You may have seen the bespectacled fashion duo peering out at you from advertisements all over the city, their grave expressions mirrored by the glassy-eyed dolls surrounding them. Within the world of couture, Victor and Rolf are indispensable, fusing together the politics of fashion and an ice-cool irony. The installation takes you on a chronological journey through their career, questioning fashion’s fleeting and superficial nature as well as their own place within it. In l’Apparence du Vide, Viktor and Rolf hang golden garments (meant to suggest disposable gift wrapping) mirrored by a wearable organza ‘shadow’ on the floor, highlighting fashion’s overemphasis on the cult of celebrity at the expense of an appreciation of cloth and form.
Their later collections still insist on raising questions, refusing to take refuge in their aesthetic and commercial success. In their ‘No’ collection, models stroll down the catwalk with the negative statement twisted into their clothing or painted shockingly over their face and eyes, criticizing the endless turnaround of collections and underlying commercialism that fuels the world of fashion. In this way, the pair criticize the phenomenon of couture while being honest about their desire to play a part in it. As well as imbuing the conceptual into their work, the pair also use the medium to portray their own moods. The ‘Flowerbomb’ show features models dressed entirely in black, only to reveal a positive mirror image in pink and gold on the other side of a revolving stage, celebrating optimism and positivity.
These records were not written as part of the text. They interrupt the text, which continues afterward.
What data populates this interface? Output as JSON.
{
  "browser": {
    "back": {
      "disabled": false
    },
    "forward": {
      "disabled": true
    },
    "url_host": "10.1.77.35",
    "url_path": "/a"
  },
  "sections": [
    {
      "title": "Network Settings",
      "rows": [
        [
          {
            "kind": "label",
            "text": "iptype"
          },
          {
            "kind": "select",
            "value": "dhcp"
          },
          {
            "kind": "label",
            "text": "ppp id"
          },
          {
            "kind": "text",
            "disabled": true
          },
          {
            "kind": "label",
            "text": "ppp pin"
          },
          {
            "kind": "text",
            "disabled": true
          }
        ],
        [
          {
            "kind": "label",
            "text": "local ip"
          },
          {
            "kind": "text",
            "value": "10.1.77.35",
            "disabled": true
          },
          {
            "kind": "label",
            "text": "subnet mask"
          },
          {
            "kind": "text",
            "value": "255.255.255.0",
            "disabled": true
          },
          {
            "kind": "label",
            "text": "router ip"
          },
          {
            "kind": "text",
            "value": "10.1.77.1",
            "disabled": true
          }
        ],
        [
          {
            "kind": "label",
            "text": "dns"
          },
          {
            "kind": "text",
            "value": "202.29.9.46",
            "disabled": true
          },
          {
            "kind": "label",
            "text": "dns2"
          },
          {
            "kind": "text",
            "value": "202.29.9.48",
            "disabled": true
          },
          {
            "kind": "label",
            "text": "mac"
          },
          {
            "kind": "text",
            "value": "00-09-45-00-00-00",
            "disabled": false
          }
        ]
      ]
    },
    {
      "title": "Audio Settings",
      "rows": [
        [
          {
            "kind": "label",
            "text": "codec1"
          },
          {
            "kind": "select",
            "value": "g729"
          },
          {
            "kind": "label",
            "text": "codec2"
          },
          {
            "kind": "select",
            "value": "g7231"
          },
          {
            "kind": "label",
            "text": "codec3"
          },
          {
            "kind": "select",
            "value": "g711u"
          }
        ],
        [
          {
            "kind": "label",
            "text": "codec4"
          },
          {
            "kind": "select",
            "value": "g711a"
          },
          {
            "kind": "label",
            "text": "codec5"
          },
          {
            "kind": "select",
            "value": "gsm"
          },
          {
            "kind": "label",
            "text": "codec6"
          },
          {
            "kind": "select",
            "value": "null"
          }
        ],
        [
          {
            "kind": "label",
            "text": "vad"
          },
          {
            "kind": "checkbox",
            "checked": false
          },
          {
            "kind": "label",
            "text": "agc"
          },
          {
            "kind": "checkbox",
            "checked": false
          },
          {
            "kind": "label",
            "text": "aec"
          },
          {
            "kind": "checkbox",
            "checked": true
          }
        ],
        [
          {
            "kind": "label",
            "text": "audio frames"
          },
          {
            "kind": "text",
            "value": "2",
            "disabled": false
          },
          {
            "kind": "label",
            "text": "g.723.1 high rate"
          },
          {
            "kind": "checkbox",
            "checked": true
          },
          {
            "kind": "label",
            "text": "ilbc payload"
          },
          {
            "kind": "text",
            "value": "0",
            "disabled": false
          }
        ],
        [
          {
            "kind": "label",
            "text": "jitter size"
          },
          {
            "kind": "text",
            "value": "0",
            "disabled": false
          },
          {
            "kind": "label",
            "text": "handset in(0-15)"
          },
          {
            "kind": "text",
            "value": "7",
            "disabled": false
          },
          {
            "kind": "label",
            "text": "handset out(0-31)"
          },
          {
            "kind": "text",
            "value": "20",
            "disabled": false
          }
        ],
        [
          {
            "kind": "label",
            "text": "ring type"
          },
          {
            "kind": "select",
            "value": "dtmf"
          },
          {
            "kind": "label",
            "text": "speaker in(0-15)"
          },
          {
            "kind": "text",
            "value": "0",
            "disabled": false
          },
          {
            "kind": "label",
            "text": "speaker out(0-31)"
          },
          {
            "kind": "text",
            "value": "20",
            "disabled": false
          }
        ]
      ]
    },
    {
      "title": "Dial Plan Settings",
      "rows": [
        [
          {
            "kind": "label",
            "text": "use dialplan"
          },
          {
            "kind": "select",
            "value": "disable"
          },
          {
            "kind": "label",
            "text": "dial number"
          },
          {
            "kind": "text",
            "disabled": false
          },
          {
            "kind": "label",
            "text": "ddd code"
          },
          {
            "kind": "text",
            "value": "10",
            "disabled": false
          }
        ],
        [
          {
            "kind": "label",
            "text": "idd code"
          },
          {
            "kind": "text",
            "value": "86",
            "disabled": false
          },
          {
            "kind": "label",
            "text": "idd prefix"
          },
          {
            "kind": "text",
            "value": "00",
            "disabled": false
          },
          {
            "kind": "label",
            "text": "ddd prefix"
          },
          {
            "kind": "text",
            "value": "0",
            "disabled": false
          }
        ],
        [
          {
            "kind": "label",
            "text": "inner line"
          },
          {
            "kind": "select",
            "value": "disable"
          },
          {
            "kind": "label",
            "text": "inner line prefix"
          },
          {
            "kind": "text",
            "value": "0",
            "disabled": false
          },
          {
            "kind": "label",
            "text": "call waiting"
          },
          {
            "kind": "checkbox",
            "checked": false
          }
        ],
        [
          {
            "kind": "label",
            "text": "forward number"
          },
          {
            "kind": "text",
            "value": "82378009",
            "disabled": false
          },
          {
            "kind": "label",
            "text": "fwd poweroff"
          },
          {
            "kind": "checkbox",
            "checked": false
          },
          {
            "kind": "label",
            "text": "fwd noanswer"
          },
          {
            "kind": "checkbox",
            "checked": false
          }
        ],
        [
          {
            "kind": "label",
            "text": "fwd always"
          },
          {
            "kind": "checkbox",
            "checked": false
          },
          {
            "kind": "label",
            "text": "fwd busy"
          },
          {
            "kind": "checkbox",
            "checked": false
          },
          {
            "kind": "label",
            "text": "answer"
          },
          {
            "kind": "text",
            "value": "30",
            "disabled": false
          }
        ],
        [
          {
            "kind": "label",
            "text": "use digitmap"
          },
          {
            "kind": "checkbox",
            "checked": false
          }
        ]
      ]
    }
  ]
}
If conceptual fashion is famous for its inaccessibility, this beautifully arranged installation will do well at drawing in the uninitiated. Helpfully explained by contextual notes on each piece, the installation avoids the trap of under-curated work which leaves you stroking your chin and wondering what it all means. Go and see Viktor and Rolf late at the Barbican on a Thursday, enjoy a raspberry Bellini, and plan your next bow-covered, silver-plated, all-singing and dancing outfit.
By Chloe George
*To you and me, that’s fear of the little madams. Yes indeed - whether rag, Russian or Barbie. Even Ballerina Barbie.Image courtesy of the Barbican.